» Does the $25,000 fully electric Nissan Leaf muddle environmental arguments in favor of transit?
Nissan’s new Leaf, expected to reach American shores this December, represents nothing less than a revolution in thinking about automobile propulsion: it is the first modern, reasonably priced, four-door car powered completely by electricity. It is the opening slide in what is likely to be an avalanche of such vehicles coming to market over the next decade — Chevrolet’s electric-for-40-miles Volt is arriving later this fall as well at a higher price point. The significance of their collective potential environmental benefits cannot be dismissed.
The immediate consequences of the replacement of at least a segment of the American vehicle fleet with electric cars will be positive: an immediate elimination of local point-source pollution, lessened street noise in the urban environment, and of course a reduction in the consumption of fossil fuels, at least by individual consumers.
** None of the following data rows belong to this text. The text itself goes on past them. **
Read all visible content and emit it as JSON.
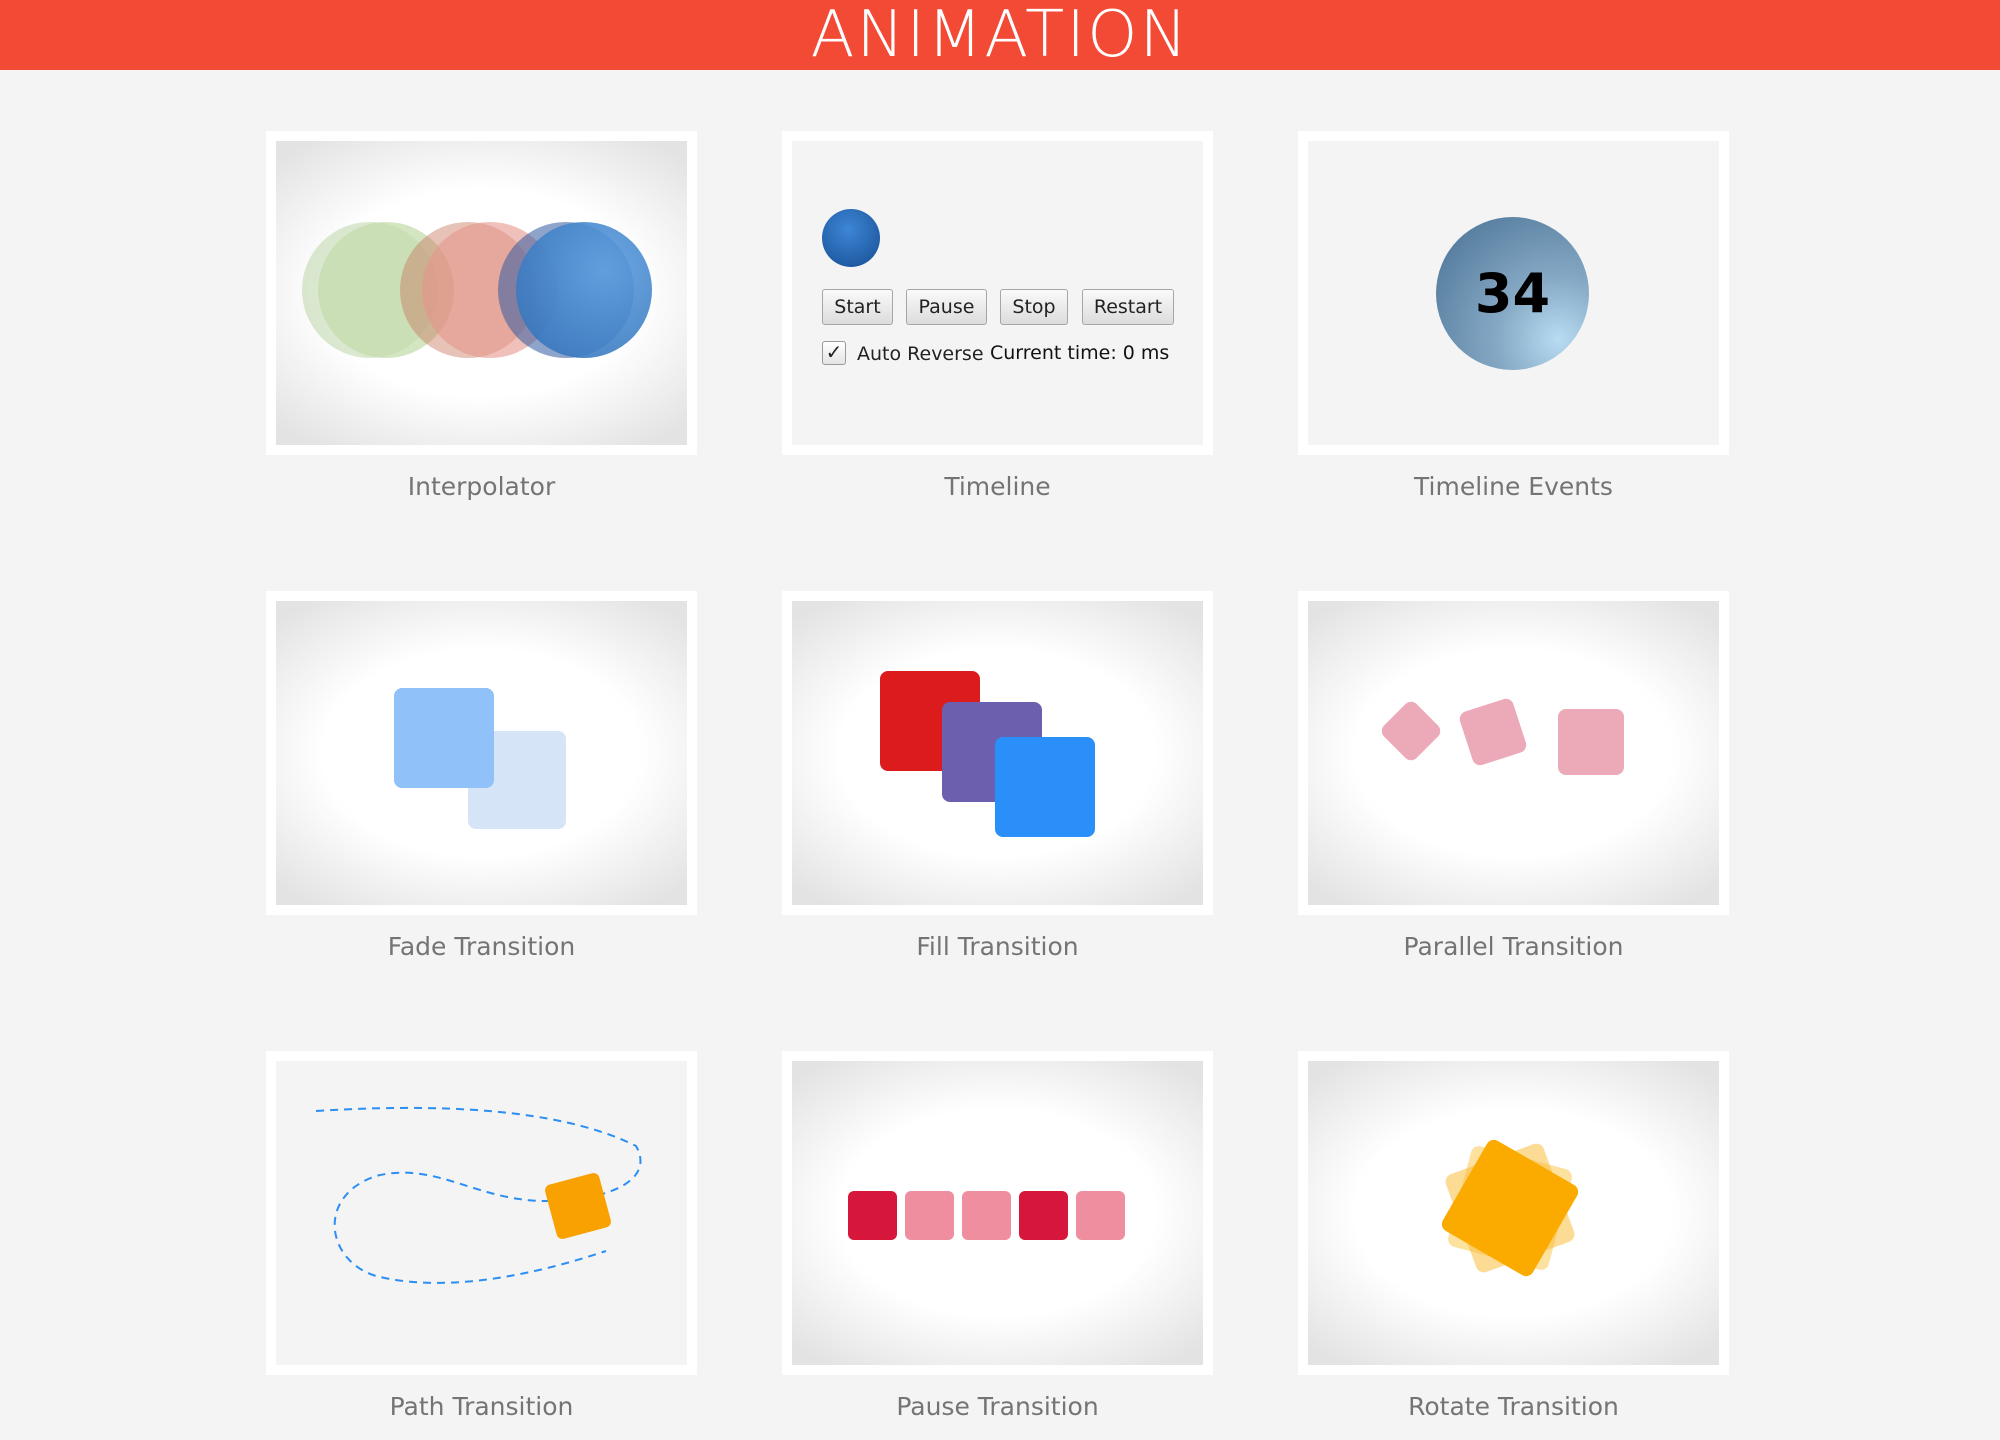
{
  "header": {
    "title": "ANIMATION"
  },
  "cards": [
    {
      "label": "Interpolator"
    },
    {
      "label": "Timeline"
    },
    {
      "label": "Timeline Events"
    },
    {
      "label": "Fade Transition"
    },
    {
      "label": "Fill Transition"
    },
    {
      "label": "Parallel Transition"
    },
    {
      "label": "Path Transition"
    },
    {
      "label": "Pause Transition"
    },
    {
      "label": "Rotate Transition"
    }
  ],
  "timeline": {
    "buttons": [
      "Start",
      "Pause",
      "Stop",
      "Restart"
    ],
    "checkbox_label": "Auto Reverse",
    "checkbox_checked": true,
    "checkmark": "✓",
    "current_time_label": "Current time: 0 ms"
  },
  "timeline_events": {
    "counter": "34"
  },
  "colors": {
    "header": "#f34a35",
    "background": "#f4f4f4",
    "caption": "#747474"
  }
}
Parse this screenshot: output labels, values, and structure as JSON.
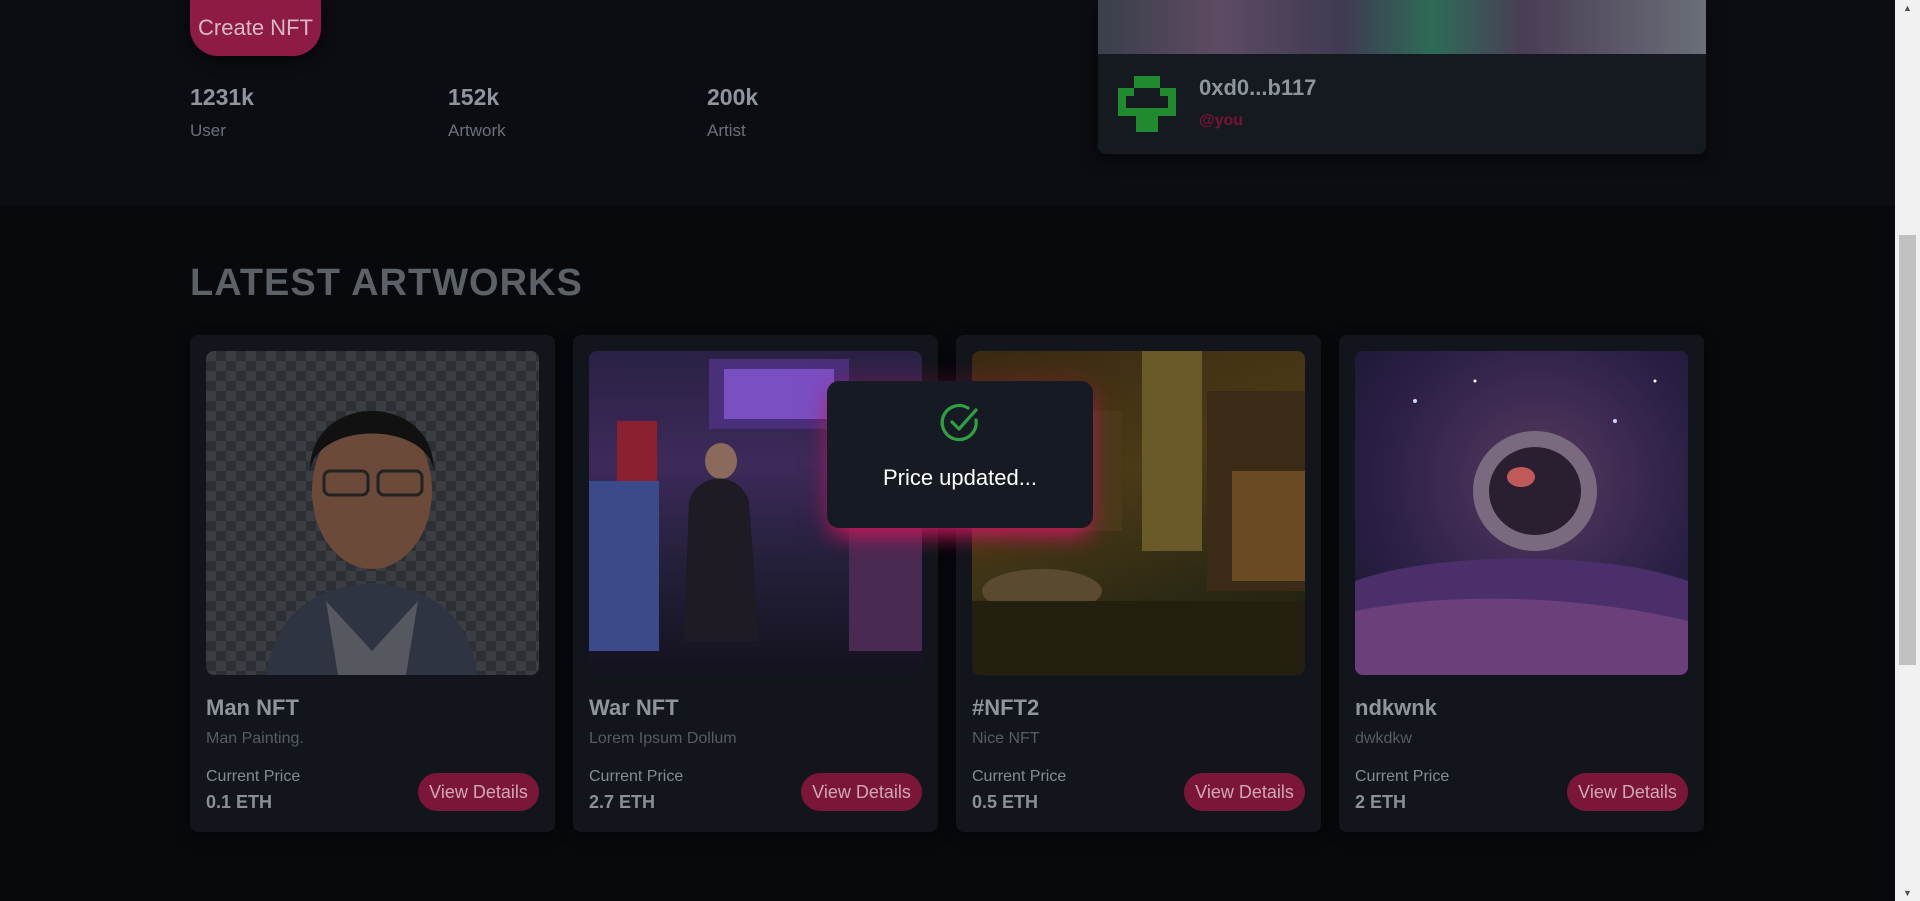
{
  "hero": {
    "create_button": "Create NFT",
    "stats": [
      {
        "value": "1231k",
        "label": "User"
      },
      {
        "value": "152k",
        "label": "Artwork"
      },
      {
        "value": "200k",
        "label": "Artist"
      }
    ]
  },
  "creator_card": {
    "address": "0xd0...b117",
    "handle": "@you"
  },
  "latest": {
    "title": "LATEST ARTWORKS",
    "price_label": "Current Price",
    "button_label": "View Details",
    "items": [
      {
        "name": "Man NFT",
        "description": "Man Painting.",
        "price": "0.1 ETH"
      },
      {
        "name": "War NFT",
        "description": "Lorem Ipsum Dollum",
        "price": "2.7 ETH"
      },
      {
        "name": "#NFT2",
        "description": "Nice NFT",
        "price": "0.5 ETH"
      },
      {
        "name": "ndkwnk",
        "description": "dwkdkw",
        "price": "2 ETH"
      }
    ]
  },
  "toast": {
    "message": "Price updated...",
    "icon": "check-circle-icon",
    "accent": "#c2185b"
  },
  "colors": {
    "primary": "#8e1a46",
    "background": "#0b0d12",
    "card": "#12161c",
    "success": "#2ea043"
  }
}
These are advances that must be applauded.
The widespread availability of electric cars will make one argument made by transit proponents harder to advance: that riding trains and buses is better for the environment. In cities where the electric grid is powered by renewable or nuclear energy, these vehicles will produce zero carbon — also true of electric trains, but not of diesel or even hybrid buses, which will continue spewing pollutants into the atmosphere.
But transit must continue to compete from an environmental perspective, or it will lose some of its appeal; the arrival of the electric car is a direct challenge to the claim that public transportation is greener. But it’s not too late to make that argument — there are significant ecological advantages of mass transit even if they share their propulsion technologies with some automobiles. The contention that transit is the more sustainable answer to questions of mobility has not suddenly expired.
The clearest flaw in the argument for electric cars is that the majority of electricity produced in the United States — almost 75% — comes from power plants that burn fossil fuels. This means that “clean” cars like the Nissan Leaf are simply shuffling pollution production elsewhere, not actually getting rid of it. This would not be true if American power were produced like it is in France, where about 90% of power is carbon-free, and where a switch to electric cars would mean a vast reduction in air pollution overall. At least for now, though, the widespread adoption of electric cars in the U.S. will require a large ramping-up of power generating capacity and therefore increase pollution from power plants, not necessarily generating a net benefit, even as there is a significant decrease in air pollution in congested urban areas.
If all transit vehicles switched to electric propulsion and public transportation absorbed a much larger percentage of the commute market, on the other hand, they would require less overall electricity because they’re more energy efficient per passenger. So even if everything were electrically powered, transit would still have some advantages.
Second, electric cars may be environmentally responsible in operation, but their manufacturing and disposal require a significant energy expenditure: between 10 and 20% of overall lifetime energy use. Transit vehicles last longer and are used more intensely than automobiles, meaning that their per-rider-mile manufacturing and disposal costs are significantly lower than those of cars.
But all of the discussion about the relative ecological advantages of cars and public transportation vehicles ignores their greater effects on the human environment, and that is the basis of the primary argument transit proponents must use to defend the environmental credibility of buses and trains. Transit nurtures the creation of dense urban environments in which the majority of trips are made by carbon-free walking and in which people live and work in energy-efficient multi-story buildings. A society dependent on automobiles cannot establish such sustainable communities and will ultimately always depend on energy-heavy single-family homes and private vehicles. There’s no getting around that fact, Nissan Leaf or not.
Electric vehicles could play an auxiliary role as the basis for new car-sharing efforts, but the implementation of electric chargers on the street for private users seems far off. Nissan and other auto companies are expecting most of their customers to refill their vehicles in their private garages overnight, not exactly an urban-friendly scheme.
Nevertheless, transit agencies still have an obligation to increase the efficiencies of their vehicle fleets — primarily by increasing ridership and maximizing the number of riders per bus or train. There’s nothing wrong with finding as many ways as possible to reduce energy consumption.
Image above: Nissan Leaf, from Nissan